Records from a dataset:
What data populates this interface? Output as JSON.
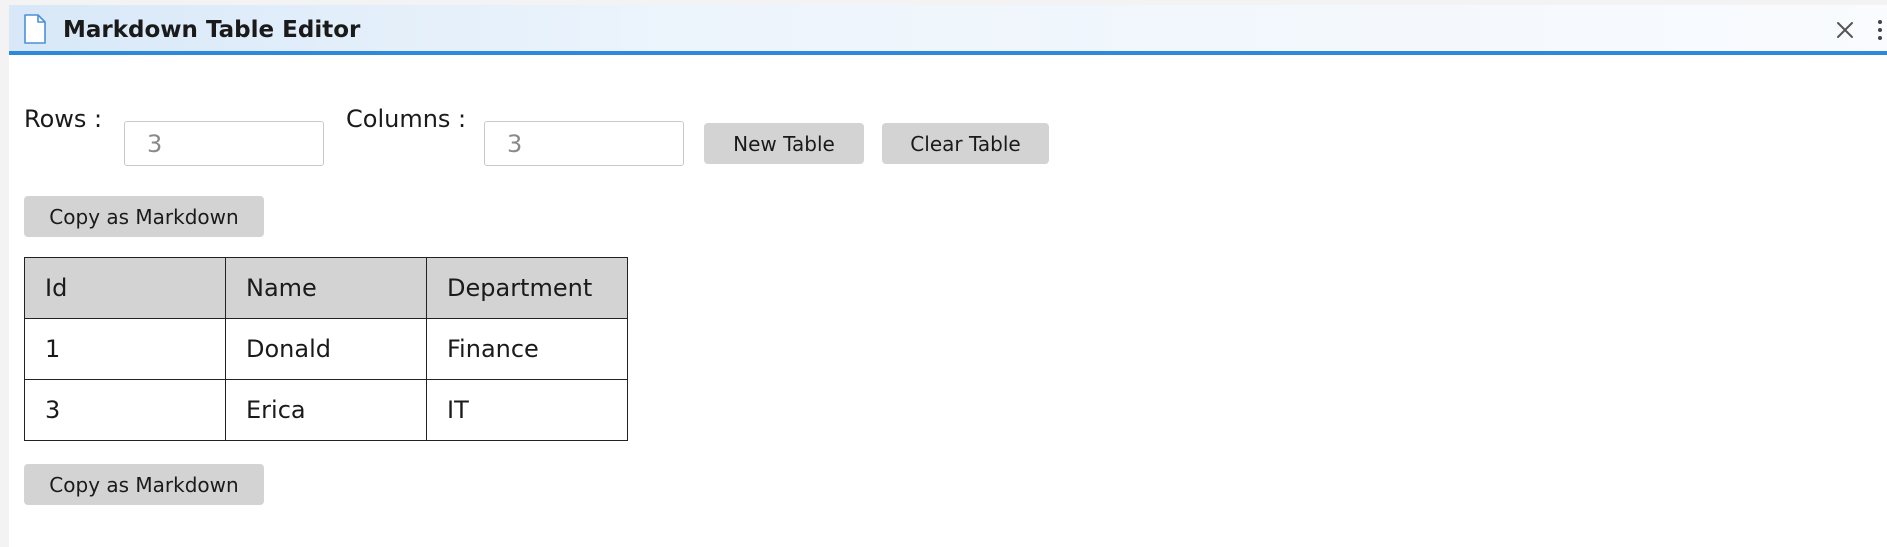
{
  "window": {
    "title": "Markdown Table Editor",
    "accent_color": "#2e8ad8"
  },
  "icons": {
    "title_icon": "document-icon",
    "close": "close-icon",
    "more": "more-vertical-icon"
  },
  "controls": {
    "rows_label": "Rows :",
    "rows_value": "",
    "rows_placeholder": "3",
    "columns_label": "Columns :",
    "columns_value": "",
    "columns_placeholder": "3",
    "new_table_label": "New Table",
    "clear_table_label": "Clear Table",
    "copy_markdown_label": "Copy as Markdown"
  },
  "table": {
    "headers": [
      "Id",
      "Name",
      "Department"
    ],
    "rows": [
      [
        "1",
        "Donald",
        "Finance"
      ],
      [
        "3",
        "Erica",
        "IT"
      ]
    ]
  }
}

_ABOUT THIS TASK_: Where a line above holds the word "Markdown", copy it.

_PROBLEM SOLUTION_:
    "title": "Markdown Table Editor",
    "copy_markdown_label": "Copy as Markdown"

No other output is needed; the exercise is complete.